DNR’s shift in climate change tone misleading, unacceptable
To the Editor:
In late December, the Wisconsin Department of Natural Resources (WDNR), whose stated mission is to protect and enhance our natural resources and provide a healthy, sustainable environment, removed any reference to human activity as a fundamental cause of climate change.
They replaced previous, scientifically-accurate statements with vague phrases such as: “the earth is going through a change as it has done throughout the centuries” and “the reasons for this change at this particular time in the earth’s long history are being debated and researched …”
This is so misleading as to be untrue. The world’s scientific community is nearly unanimous in recognizing that human activity is the principle cause of current global climate change. The alterations in the DNR’s website are more than just an issue of semantics.
The changes essentially reject the role humans have in climate change and any responsibility for it. Unless we accept the overwhelming evidence that burning fossil fuels (coal, oil and gas) is the primary driver of climate change, then solutions will be focused on mitigating the effects, not on solving the problem.
The first thing firefighters do when they respond to a house fire is to be sure the gas is turned off.
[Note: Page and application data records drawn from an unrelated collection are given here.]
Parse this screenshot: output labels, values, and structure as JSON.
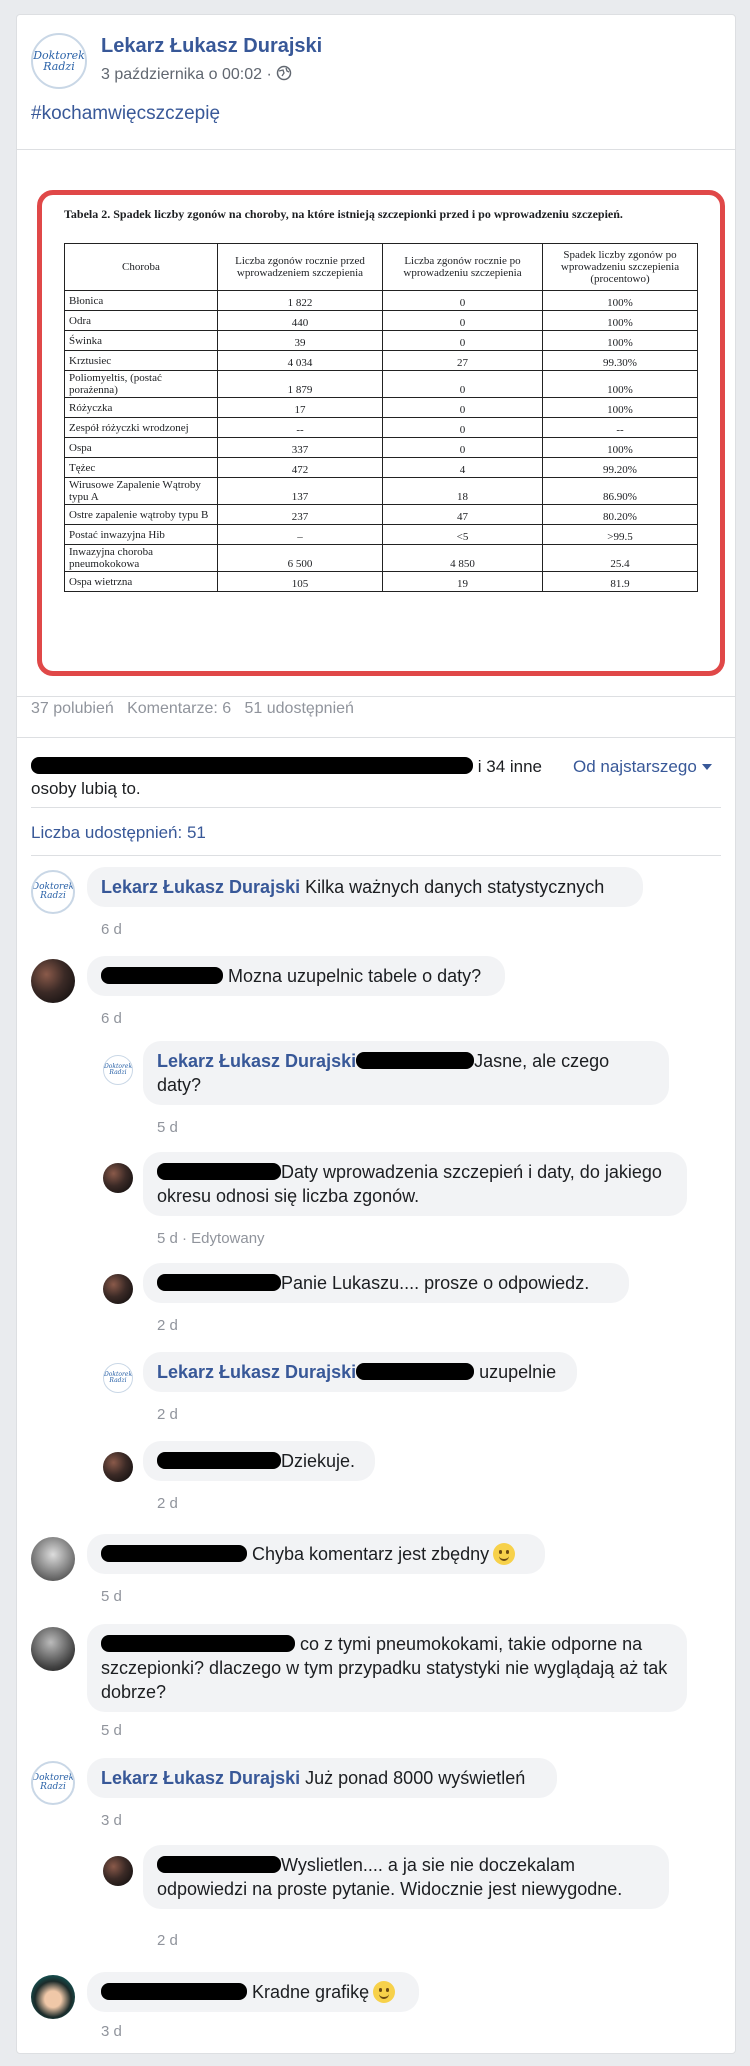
{
  "post": {
    "author": "Lekarz Łukasz Durajski",
    "timestamp": "3 października o 00:02 ·",
    "hashtag": "#kochamwięcszczepię",
    "avatar_logo_text": "Doktorek Radzi"
  },
  "table": {
    "title": "Tabela 2. Spadek liczby zgonów na choroby, na które istnieją szczepionki przed i po wprowadzeniu szczepień.",
    "headers": [
      "Choroba",
      "Liczba zgonów rocznie przed wprowadzeniem szczepienia",
      "Liczba zgonów rocznie po wprowadzeniu szczepienia",
      "Spadek liczby zgonów po wprowadzeniu szczepienia (procentowo)"
    ],
    "rows": [
      [
        "Błonica",
        "1 822",
        "0",
        "100%"
      ],
      [
        "Odra",
        "440",
        "0",
        "100%"
      ],
      [
        "Świnka",
        "39",
        "0",
        "100%"
      ],
      [
        "Krztusiec",
        "4 034",
        "27",
        "99.30%"
      ],
      [
        "Poliomyeltis, (postać porażenna)",
        "1 879",
        "0",
        "100%"
      ],
      [
        "Różyczka",
        "17",
        "0",
        "100%"
      ],
      [
        "Zespół różyczki wrodzonej",
        "--",
        "0",
        "--"
      ],
      [
        "Ospa",
        "337",
        "0",
        "100%"
      ],
      [
        "Tężec",
        "472",
        "4",
        "99.20%"
      ],
      [
        "Wirusowe Zapalenie Wątroby typu A",
        "137",
        "18",
        "86.90%"
      ],
      [
        "Ostre zapalenie wątroby typu B",
        "237",
        "47",
        "80.20%"
      ],
      [
        "Postać inwazyjna Hib",
        "–",
        "<5",
        ">99.5"
      ],
      [
        "Inwazyjna choroba pneumokokowa",
        "6 500",
        "4 850",
        "25.4"
      ],
      [
        "Ospa wietrzna",
        "105",
        "19",
        "81.9"
      ]
    ]
  },
  "stats": {
    "likes": "37 polubień",
    "comments": "Komentarze: 6",
    "shares": "51 udostępnień",
    "likers_suffix": "i 34 inne",
    "likers_line2": "osoby lubią to.",
    "sort_label": "Od najstarszego",
    "share_count_link": "Liczba udostępnień: 51"
  },
  "comments": [
    {
      "author": "Lekarz Łukasz Durajski",
      "text": "Kilka ważnych danych statystycznych",
      "time": "6 d"
    },
    {
      "author": "",
      "text": "Mozna uzupelnic tabele o daty?",
      "time": "6 d"
    },
    {
      "author": "Lekarz Łukasz Durajski",
      "text": "Jasne, ale czego daty?",
      "time": "5 d"
    },
    {
      "author": "",
      "text": "Daty wprowadzenia szczepień i daty, do jakiego okresu odnosi się liczba zgonów.",
      "time": "5 d · Edytowany"
    },
    {
      "author": "",
      "text": "Panie Lukaszu.... prosze o odpowiedz.",
      "time": "2 d"
    },
    {
      "author": "Lekarz Łukasz Durajski",
      "text": "uzupelnie",
      "time": "2 d"
    },
    {
      "author": "",
      "text": "Dziekuje.",
      "time": "2 d"
    },
    {
      "author": "",
      "text": "Chyba komentarz jest zbędny",
      "time": "5 d"
    },
    {
      "author": "",
      "text": "co z tymi pneumokokami, takie odporne na szczepionki? dlaczego w tym przypadku statystyki nie wyglądają aż tak dobrze?",
      "time": "5 d"
    },
    {
      "author": "Lekarz Łukasz Durajski",
      "text": "Już ponad 8000 wyświetleń",
      "time": "3 d"
    },
    {
      "author": "",
      "text": "Wyslietlen.... a ja sie nie doczekalam odpowiedzi na proste pytanie. Widocznie jest niewygodne.",
      "time": "2 d"
    },
    {
      "author": "",
      "text": "Kradne grafikę",
      "time": "3 d"
    }
  ],
  "colors": {
    "link": "#385898",
    "frame_red": "#e04848",
    "bubble_bg": "#f2f3f5",
    "page_bg": "#e9ebee"
  }
}
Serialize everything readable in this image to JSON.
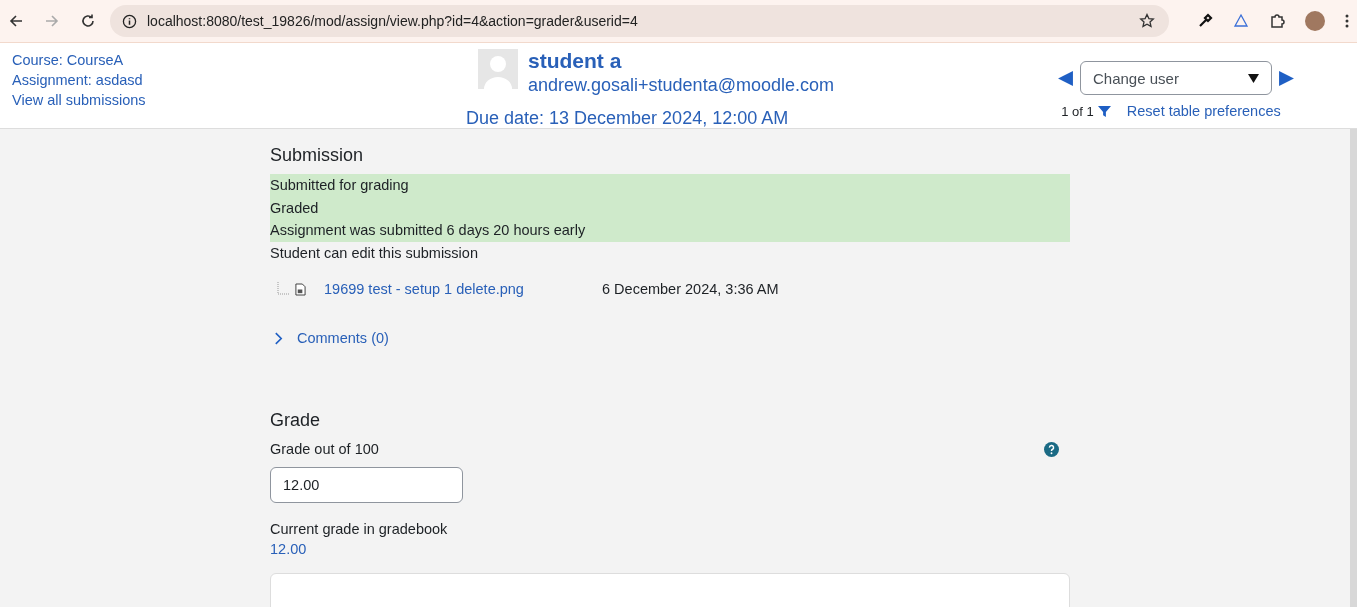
{
  "browser": {
    "url": "localhost:8080/test_19826/mod/assign/view.php?id=4&action=grader&userid=4"
  },
  "header": {
    "links": [
      "Course: CourseA",
      "Assignment: asdasd",
      "View all submissions"
    ],
    "user": {
      "name": "student a",
      "email": "andrew.gosali+studenta@moodle.com",
      "due": "Due date: 13 December 2024, 12:00 AM"
    },
    "change_user": {
      "placeholder": "Change user",
      "count": "1 of 1",
      "reset": "Reset table preferences"
    }
  },
  "submission": {
    "heading": "Submission",
    "status": [
      {
        "text": "Submitted for grading",
        "highlighted": true
      },
      {
        "text": "Graded",
        "highlighted": true
      },
      {
        "text": "Assignment was submitted 6 days 20 hours early",
        "highlighted": true
      },
      {
        "text": "Student can edit this submission",
        "highlighted": false
      }
    ],
    "file": {
      "name": "19699 test - setup 1 delete.png",
      "date": "6 December 2024, 3:36 AM"
    },
    "comments": {
      "label": "Comments (0)",
      "expanded": false
    }
  },
  "grade": {
    "heading": "Grade",
    "label": "Grade out of 100",
    "value": "12.00",
    "current_label": "Current grade in gradebook",
    "current_value": "12.00"
  }
}
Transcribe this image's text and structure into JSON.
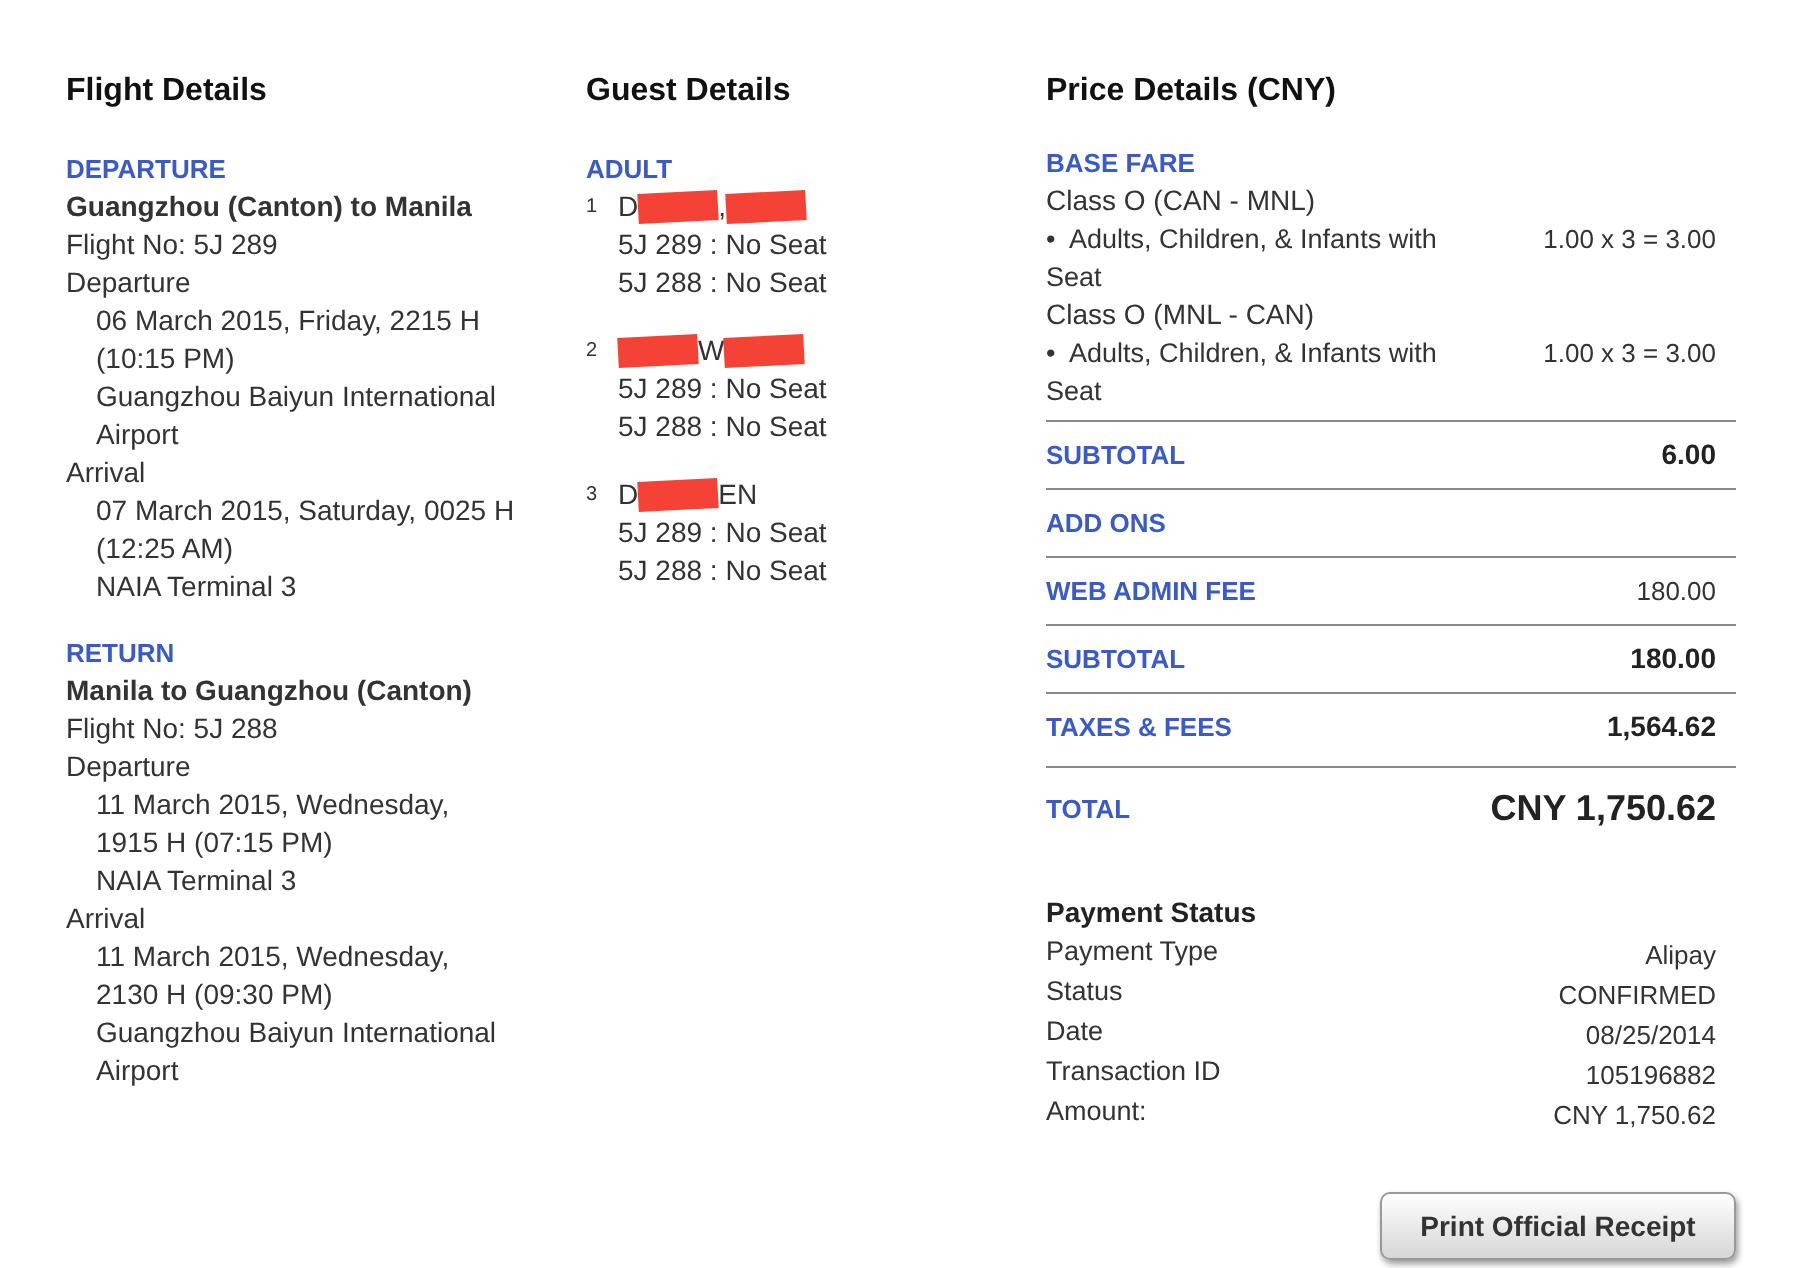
{
  "flight_details": {
    "title": "Flight Details",
    "segments": [
      {
        "label": "DEPARTURE",
        "route": "Guangzhou (Canton) to Manila",
        "flight_no": "Flight No: 5J 289",
        "departure_label": "Departure",
        "departure_lines": [
          "06 March 2015, Friday, 2215 H",
          "(10:15 PM)",
          "Guangzhou Baiyun International",
          "Airport"
        ],
        "arrival_label": "Arrival",
        "arrival_lines": [
          "07 March 2015, Saturday, 0025 H",
          "(12:25 AM)",
          "NAIA Terminal 3"
        ]
      },
      {
        "label": "RETURN",
        "route": "Manila to Guangzhou (Canton)",
        "flight_no": "Flight No: 5J 288",
        "departure_label": "Departure",
        "departure_lines": [
          "11 March 2015, Wednesday,",
          "1915 H (07:15 PM)",
          "NAIA Terminal 3"
        ],
        "arrival_label": "Arrival",
        "arrival_lines": [
          "11 March 2015, Wednesday,",
          "2130 H (09:30 PM)",
          "Guangzhou Baiyun International",
          "Airport"
        ]
      }
    ]
  },
  "guest_details": {
    "title": "Guest Details",
    "group_label": "ADULT",
    "guests": [
      {
        "number": "1",
        "name_parts": [
          {
            "kind": "text",
            "text": "D"
          },
          {
            "kind": "redaction"
          },
          {
            "kind": "text",
            "text": ","
          },
          {
            "kind": "redaction"
          }
        ],
        "seats": [
          "5J 289 : No Seat",
          "5J 288 : No Seat"
        ]
      },
      {
        "number": "2",
        "name_parts": [
          {
            "kind": "redaction"
          },
          {
            "kind": "text",
            "text": "W"
          },
          {
            "kind": "redaction"
          }
        ],
        "seats": [
          "5J 289 : No Seat",
          "5J 288 : No Seat"
        ]
      },
      {
        "number": "3",
        "name_parts": [
          {
            "kind": "text",
            "text": "D"
          },
          {
            "kind": "redaction"
          },
          {
            "kind": "text",
            "text": "EN"
          }
        ],
        "seats": [
          "5J 289 : No Seat",
          "5J 288 : No Seat"
        ]
      }
    ]
  },
  "price_details": {
    "title": "Price Details (CNY)",
    "base_fare": {
      "label": "BASE FARE",
      "classes": [
        {
          "name": "Class O (CAN - MNL)",
          "item": "•  Adults, Children, & Infants with Seat",
          "amount": "1.00 x 3 = 3.00"
        },
        {
          "name": "Class O (MNL - CAN)",
          "item": "•  Adults, Children, & Infants with Seat",
          "amount": "1.00 x 3 = 3.00"
        }
      ]
    },
    "rows": [
      {
        "label": "SUBTOTAL",
        "value": "6.00",
        "kind": "bold"
      },
      {
        "label": "ADD ONS",
        "kind": "plain"
      },
      {
        "label": "WEB ADMIN FEE",
        "value": "180.00",
        "kind": "plain"
      },
      {
        "label": "SUBTOTAL",
        "value": "180.00",
        "kind": "bold"
      },
      {
        "label": "TAXES & FEES",
        "value": "1,564.62",
        "kind": "bold"
      },
      {
        "label": "TOTAL",
        "value": "CNY 1,750.62",
        "kind": "total"
      }
    ]
  },
  "payment_status": {
    "title": "Payment Status",
    "rows": [
      {
        "label": "Payment Type",
        "value": "Alipay"
      },
      {
        "label": "Status",
        "value": "CONFIRMED"
      },
      {
        "label": "Date",
        "value": "08/25/2014"
      },
      {
        "label": "Transaction ID",
        "value": "105196882"
      },
      {
        "label": "Amount:",
        "value": "CNY 1,750.62"
      }
    ]
  },
  "print_button": "Print Official Receipt"
}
The DNR’s change in its website suggests that this agency, which has long prided itself for basing its policies and practices on good science, has chosen to ignore the science that has clearly identified our over-dependence and use of fossil fuel as the primary cause of climate change.
Currently, a few federal and state and many municipal governments, as well as a great many businesses in the private sector, are planning strategies for dealing with the impacts of climate change.
Those impacts – which include rising sea levels, increased prolonged periods of excessively high temperatures, more wildfires, more severe droughts, more severe storms, permafrost thawing and ocean acidification – are already significantly affecting our communities, economies and public health in negative ways.
We should be outraged when an agency that works for and is paid for by the people of Wisconsin blatantly chooses to ignore information that clearly establishes human activity as the primary cause of climate change, a fact that must be addressed if our children and grandchildren are to have an environment that is even close to that which we have enjoyed.
We expect our doctors to use the very best in scientific knowledge to help us when we get sick – not just treat our symptoms. The DNR should base their policies on the best science, as it has for many past decades. The DNR should not ignore our role in climate change, but lead the way in addressing the problem, with full acknowledgement of the primary cause.
University of Wisconsin Stevens Point (UWSP) emeritus professor of wildlife ecology
UWSP emeritus professor of forestry